By Kathryn Grimshaw

My friend Joe Sicinski had a fondness for impersonating other people—sometimes imaginary people, sometimes real—catching accents and voice characteristics with great skill. Over the telephone, in a disguised voice, Joe would introduce himself to me as Josephus, the 1st century biblical historian from Jerusalem of 2,000 years ago, calling to give me an update on the events of the Roman occupation of Jewish Palestine. (“Pontius Pilate held an interesting trial here, recently,” he said.)

Or he was Joseph Stalin, in a thick Russian accent, telling me of a fierce, muddy Tank Battle of World War II, pitching the racially-pure, blond-haired Teutonic German (a recent graduate of the Hitler Youth Training School, with large doses of passionate propaganda, “Heil Hitler!”) against the wild-haired (but not blond) under-fed, rabid Moscow University student-turned-reluctant-soldier, from the vast Russian steppes, poetry book firmly in hand. (“We won, you know. Russian tanks are the best, you know,” he said.)

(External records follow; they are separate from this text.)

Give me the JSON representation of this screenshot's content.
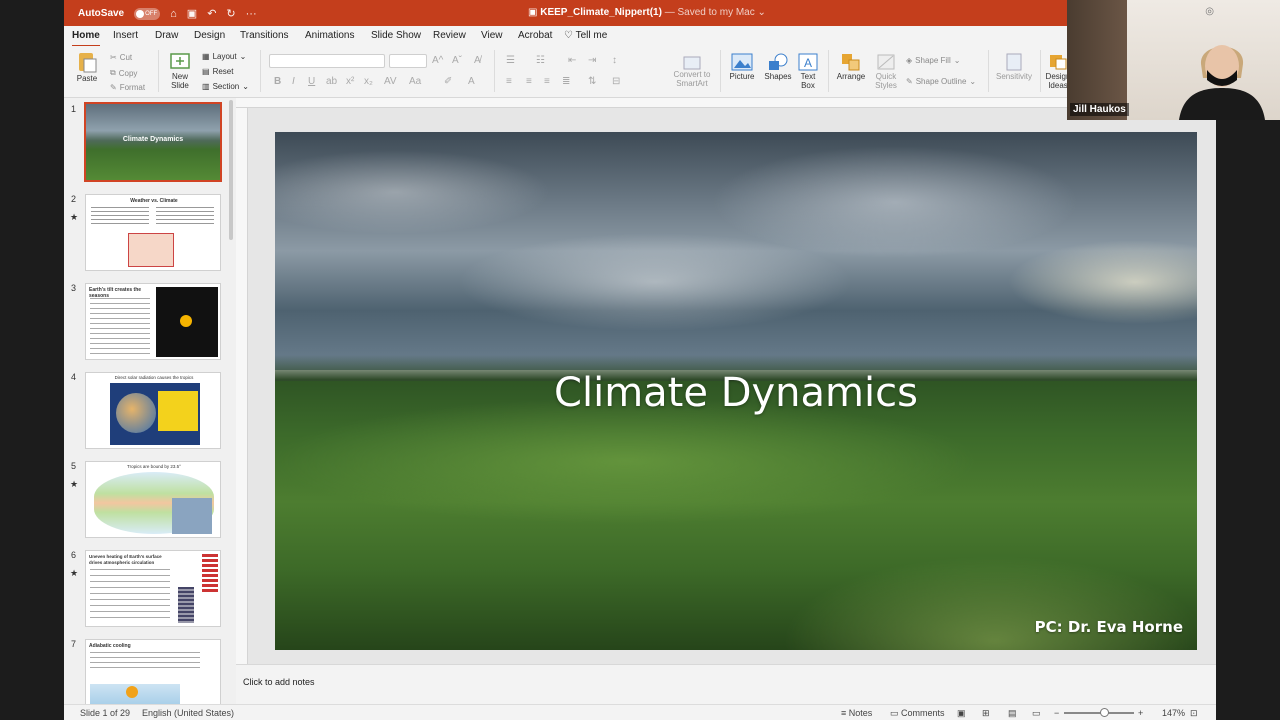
{
  "titlebar": {
    "autosave_label": "AutoSave",
    "autosave_state": "OFF",
    "document_name": "KEEP_Climate_Nippert(1)",
    "saved_status": "— Saved to my Mac ⌄"
  },
  "menu": {
    "tabs": [
      "Home",
      "Insert",
      "Draw",
      "Design",
      "Transitions",
      "Animations",
      "Slide Show",
      "Review",
      "View",
      "Acrobat"
    ],
    "tell_me": "Tell me"
  },
  "ribbon": {
    "paste": "Paste",
    "cut": "Cut",
    "copy": "Copy",
    "format": "Format",
    "new_slide": "New\nSlide",
    "layout": "Layout",
    "reset": "Reset",
    "section": "Section",
    "convert_smartart": "Convert to\nSmartArt",
    "picture": "Picture",
    "shapes": "Shapes",
    "text_box": "Text\nBox",
    "arrange": "Arrange",
    "quick_styles": "Quick\nStyles",
    "shape_fill": "Shape Fill",
    "shape_outline": "Shape Outline",
    "sensitivity": "Sensitivity",
    "design_ideas": "Design\nIdeas"
  },
  "thumbnails": [
    {
      "number": "1",
      "star": "",
      "caption": "Climate Dynamics"
    },
    {
      "number": "2",
      "star": "★",
      "caption": "Weather vs. Climate"
    },
    {
      "number": "3",
      "star": "",
      "caption": "Earth's tilt creates the seasons"
    },
    {
      "number": "4",
      "star": "",
      "caption": "Direct solar radiation causes the tropics"
    },
    {
      "number": "5",
      "star": "★",
      "caption": "Tropics are bound by 23.5°"
    },
    {
      "number": "6",
      "star": "★",
      "caption": "Uneven heating of Earth's surface drives atmospheric circulation"
    },
    {
      "number": "7",
      "star": "",
      "caption": "Adiabatic cooling"
    }
  ],
  "slide": {
    "title": "Climate Dynamics",
    "credit": "PC: Dr. Eva Horne"
  },
  "notes": {
    "placeholder": "Click to add notes"
  },
  "status": {
    "slide_position": "Slide 1 of 29",
    "language": "English (United States)",
    "notes": "Notes",
    "comments": "Comments",
    "zoom": "147%"
  },
  "video": {
    "participant_name": "Jill Haukos"
  },
  "colors": {
    "accent": "#c43e1c",
    "thumbnail_selected": "#d14424"
  }
}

In a more modest vein he was Joe, the local Italian shoe-repair man, working in a dark and dreary corner shop with unclaimed handbags hanging from the ceiling, toiling seven days a week to feed his twelve hungry children. (“No ticket, no shoes,” he warned.)

In fact, you never knew who you were going to meet when Joe called. And I have been with Joe when he did his funny “voices” with complete strangers, just to confound them, I guess. His sense of humor often had a wicked knife-edge to it, but it always made you laugh. With a stranger, I would try to interpret, softly, as I looked at the stranger’s shocked face. “He’s just kidding, you know,” I would say. “he’s not really the recently knighted Sir Joseph Schottenstein of Minsk, vacationing along the Volga River with his sturdy wife, singing “The Volga Boat-Man.” Joe would assure the stranger that he was completely serious. He would look quite happy at his deception.

Joe died on April 20, 2024. I will miss him very much and not only for his unique sense of humor. (Personally, I’m a little bit short on humor at the moment.) But I will always remember with deep affection his quick perceptiveness, his strong sense of fair play, our conversations about many shared interests, Joe’s compassion and wisdom, his instant recognition of insincerity or human folly—and especially his ability to be a genuine, unselfish friend, of whom there are never enough.

Be at peace, Joe. You are surely missed.~